Ole Lukkøye is highly recommended for lovers of Electronic and Ethnical Music, Trip-hop, and Electronic-oriented Progressive Rock. Band members and collaborators involved in Ole Lukkøye are:

Boris Bardash – Keyboards, Voice, Guitars, Percussion, Music, Lyrics, Buben, Programming, Samples;
Frol – Bassoon, Snake Flute, Cow Horn, Trumpet, Ocarina, Jaleika, Percussion, Samples, Dramatic Voice;
Andrey Lavrinenko – Bass Guitar, Djembe, Percussion;
Vladimir Konovalov – Electric Double Bass, Backing Vocal (tr. 8, 10);
Yuri Lukyanchik – Percussion, Drums, Jembe, Darrabuk, Tom-toms (tr. 10).

Guests Musicians:
Tatyana SWA Kalmykova – Vocal;
Georgy Starikov – Electric & Acoustic Guitars (tr. 1, 2);
Peter Akimov – Cello (tr. 1, 2);
Oleg Shar – Big Djembe, Darabouka, Congas, Vibraslap, Percussion (tr. 3);
Igor Kaim – Banjo (tr. 3);
Ekaterina Sidorova “Cat” – Percussion (tr. 1)

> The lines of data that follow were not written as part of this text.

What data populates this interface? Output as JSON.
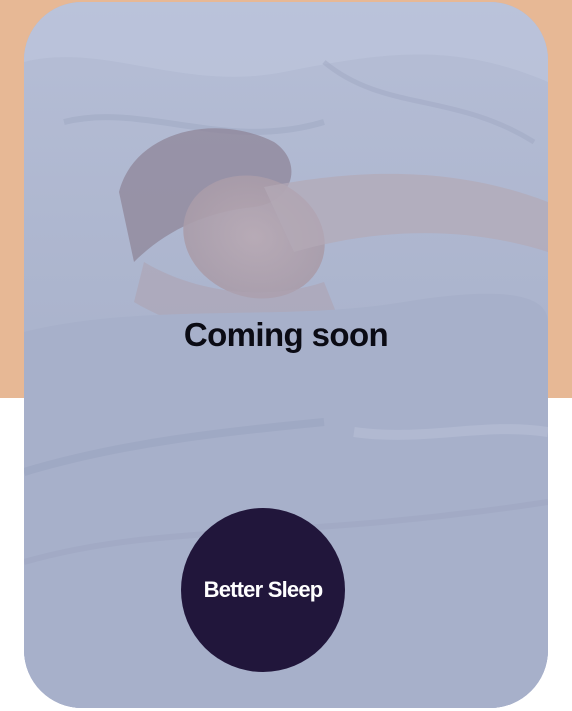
{
  "colors": {
    "band_background": "#e7b895",
    "page_background": "#ffffff",
    "card_overlay": "#a9b2cc",
    "badge_background": "#21163b",
    "badge_text": "#ffffff",
    "title_text": "#0b0b14"
  },
  "card": {
    "image": "person-sleeping-photo",
    "title": "Coming soon",
    "badge_label": "Better Sleep"
  }
}
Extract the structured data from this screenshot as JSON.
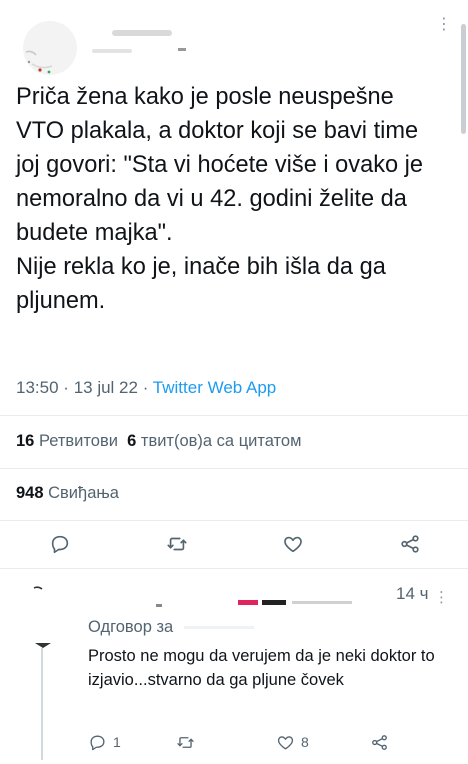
{
  "tweet": {
    "text": "Priča žena kako je posle neuspešne VTO plakala, a doktor koji se bavi time joj govori: \"Sta vi hoćete više i ovako je nemoralno da vi u 42. godini želite da budete majka\".\nNije rekla ko je, inače bih išla da ga pljunem.",
    "time": "13:50",
    "date": "13 jul 22",
    "dot": "·",
    "source": "Twitter Web App"
  },
  "stats": {
    "retweets_count": "16",
    "retweets_label": "Ретвитови",
    "quotes_count": "6",
    "quotes_label": "твит(ов)а са цитатом",
    "likes_count": "948",
    "likes_label": "Свиђања"
  },
  "reply": {
    "time": "14 ч",
    "replying_to": "Одговор за",
    "text": "Prosto ne mogu da verujem da je neki doktor to izjavio...stvarno da ga pljune čovek",
    "reply_count": "1",
    "like_count": "8"
  },
  "icons": [
    "reply-icon",
    "retweet-icon",
    "like-icon",
    "share-icon",
    "more-icon"
  ],
  "colors": {
    "accent": "#1d9bf0",
    "secondary_text": "#536471",
    "divider": "#e7ebee"
  }
}
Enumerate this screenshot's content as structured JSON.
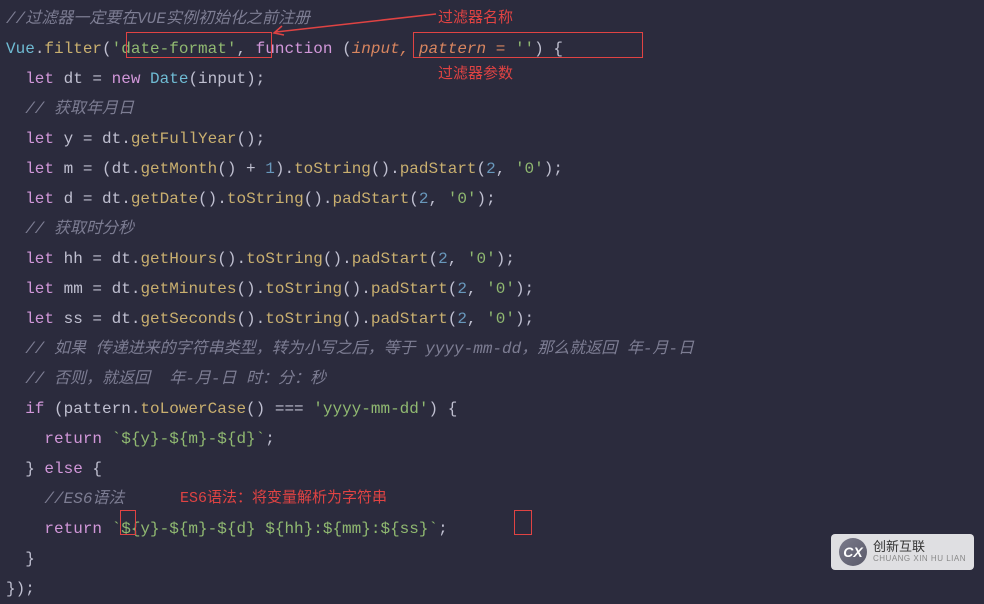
{
  "annotations": {
    "filter_name_label": "过滤器名称",
    "filter_param_label": "过滤器参数",
    "es6_label": "ES6语法：将变量解析为字符串"
  },
  "code": {
    "l1_comment": "//过滤器一定要在VUE实例初始化之前注册",
    "l2_vue": "Vue",
    "l2_filter": "filter",
    "l2_string": "'date-format'",
    "l2_function": "function",
    "l2_p1": "input",
    "l2_p2": "pattern",
    "l2_eq": " = ",
    "l2_empty": "''",
    "l3_let": "let",
    "l3_dt": " dt = ",
    "l3_new": "new",
    "l3_date": " Date",
    "l3_input": "(input);",
    "l4_comment": "// 获取年月日",
    "l5_let": "let",
    "l5_rest": " y = dt.",
    "l5_fn": "getFullYear",
    "l5_end": "();",
    "l6_let": "let",
    "l6_a": " m = (dt.",
    "l6_fn1": "getMonth",
    "l6_b": "() + ",
    "l6_one": "1",
    "l6_c": ").",
    "l6_fn2": "toString",
    "l6_d": "().",
    "l6_fn3": "padStart",
    "l6_e": "(",
    "l6_two": "2",
    "l6_f": ", ",
    "l6_zero": "'0'",
    "l6_g": ");",
    "l7_let": "let",
    "l7_a": " d = dt.",
    "l7_fn1": "getDate",
    "l7_b": "().",
    "l7_fn2": "toString",
    "l7_c": "().",
    "l7_fn3": "padStart",
    "l7_d": "(",
    "l7_two": "2",
    "l7_e": ", ",
    "l7_zero": "'0'",
    "l7_f": ");",
    "l8_comment": "// 获取时分秒",
    "l9_let": "let",
    "l9_a": " hh = dt.",
    "l9_fn1": "getHours",
    "l9_b": "().",
    "l9_fn2": "toString",
    "l9_c": "().",
    "l9_fn3": "padStart",
    "l9_d": "(",
    "l9_two": "2",
    "l9_e": ", ",
    "l9_zero": "'0'",
    "l9_f": ");",
    "l10_let": "let",
    "l10_a": " mm = dt.",
    "l10_fn1": "getMinutes",
    "l10_b": "().",
    "l10_fn2": "toString",
    "l10_c": "().",
    "l10_fn3": "padStart",
    "l10_d": "(",
    "l10_two": "2",
    "l10_e": ", ",
    "l10_zero": "'0'",
    "l10_f": ");",
    "l11_let": "let",
    "l11_a": " ss = dt.",
    "l11_fn1": "getSeconds",
    "l11_b": "().",
    "l11_fn2": "toString",
    "l11_c": "().",
    "l11_fn3": "padStart",
    "l11_d": "(",
    "l11_two": "2",
    "l11_e": ", ",
    "l11_zero": "'0'",
    "l11_f": ");",
    "l12_comment": "// 如果 传递进来的字符串类型，转为小写之后，等于 yyyy-mm-dd，那么就返回 年-月-日",
    "l13_comment": "// 否则，就返回  年-月-日 时：分：秒",
    "l14_if": "if",
    "l14_a": " (pattern.",
    "l14_fn": "toLowerCase",
    "l14_b": "() === ",
    "l14_str": "'yyyy-mm-dd'",
    "l14_c": ") {",
    "l15_return": "return",
    "l15_tmpl": " `${y}-${m}-${d}`",
    "l15_end": ";",
    "l16_a": "} ",
    "l16_else": "else",
    "l16_b": " {",
    "l17_comment": "//ES6语法",
    "l18_return": "return",
    "l18_tmpl": " `${y}-${m}-${d} ${hh}:${mm}:${ss}`",
    "l18_end": ";",
    "l19": "}",
    "l20": "});"
  },
  "watermark": {
    "logo": "CX",
    "cn": "创新互联",
    "en": "CHUANG XIN HU LIAN"
  }
}
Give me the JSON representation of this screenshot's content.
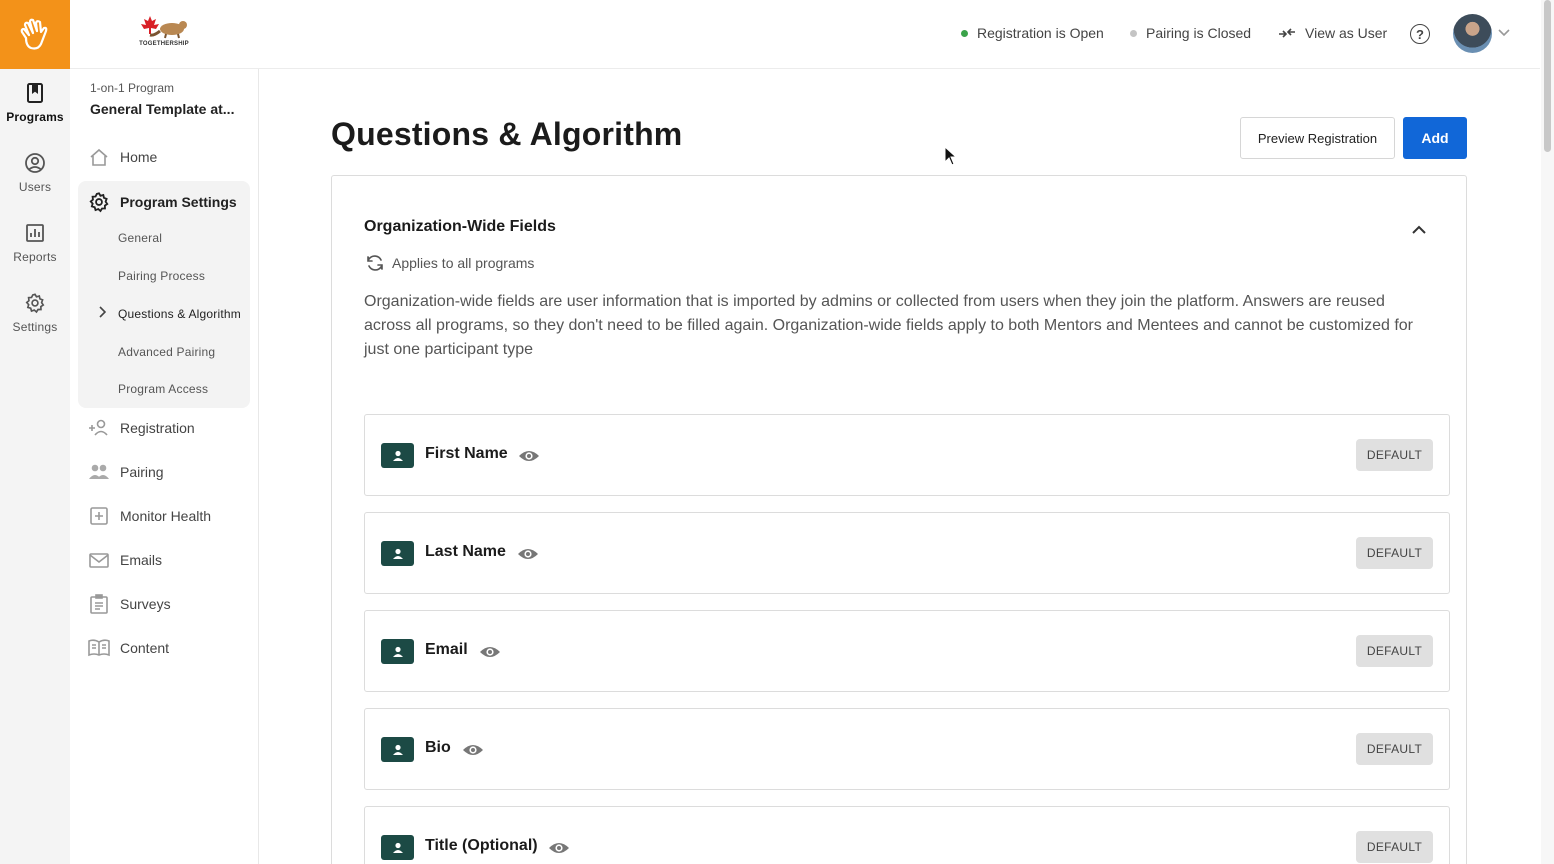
{
  "rail": {
    "items": [
      {
        "label": "Programs",
        "icon": "bookmark-book-icon",
        "active": true
      },
      {
        "label": "Users",
        "icon": "user-circle-icon",
        "active": false
      },
      {
        "label": "Reports",
        "icon": "bar-chart-icon",
        "active": false
      },
      {
        "label": "Settings",
        "icon": "gear-icon",
        "active": false
      }
    ]
  },
  "topbar": {
    "brand_text": "TOGETHERSHIP",
    "registration_status": "Registration is Open",
    "pairing_status": "Pairing is Closed",
    "view_as_user": "View as User",
    "colors": {
      "open": "#3aa34a",
      "closed": "#c4c4c4",
      "logo_bg": "#f39219"
    }
  },
  "sidebar": {
    "program_type": "1-on-1 Program",
    "program_name": "General Template at...",
    "home": "Home",
    "program_settings": "Program Settings",
    "settings_items": [
      "General",
      "Pairing Process",
      "Questions & Algorithm",
      "Advanced Pairing",
      "Program Access"
    ],
    "registration": "Registration",
    "pairing": "Pairing",
    "monitor_health": "Monitor Health",
    "emails": "Emails",
    "surveys": "Surveys",
    "content": "Content"
  },
  "main": {
    "title": "Questions & Algorithm",
    "preview_button": "Preview Registration",
    "add_button": "Add",
    "accent": "#1167d8"
  },
  "panel": {
    "title": "Organization-Wide Fields",
    "applies": "Applies to all programs",
    "description": "Organization-wide fields are user information that is imported by admins or collected from users when they join the platform. Answers are reused across all programs, so they don't need to be filled again. Organization-wide fields apply to both Mentors and Mentees and cannot be customized for just one participant type",
    "fields": [
      {
        "name": "First Name",
        "badge": "DEFAULT"
      },
      {
        "name": "Last Name",
        "badge": "DEFAULT"
      },
      {
        "name": "Email",
        "badge": "DEFAULT"
      },
      {
        "name": "Bio",
        "badge": "DEFAULT"
      },
      {
        "name": "Title (Optional)",
        "badge": "DEFAULT"
      }
    ],
    "field_icon_color": "#1c4a45"
  }
}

Comments by Marcelo Trotta
ProgressiveRockBr (Brasil), 03/16/2011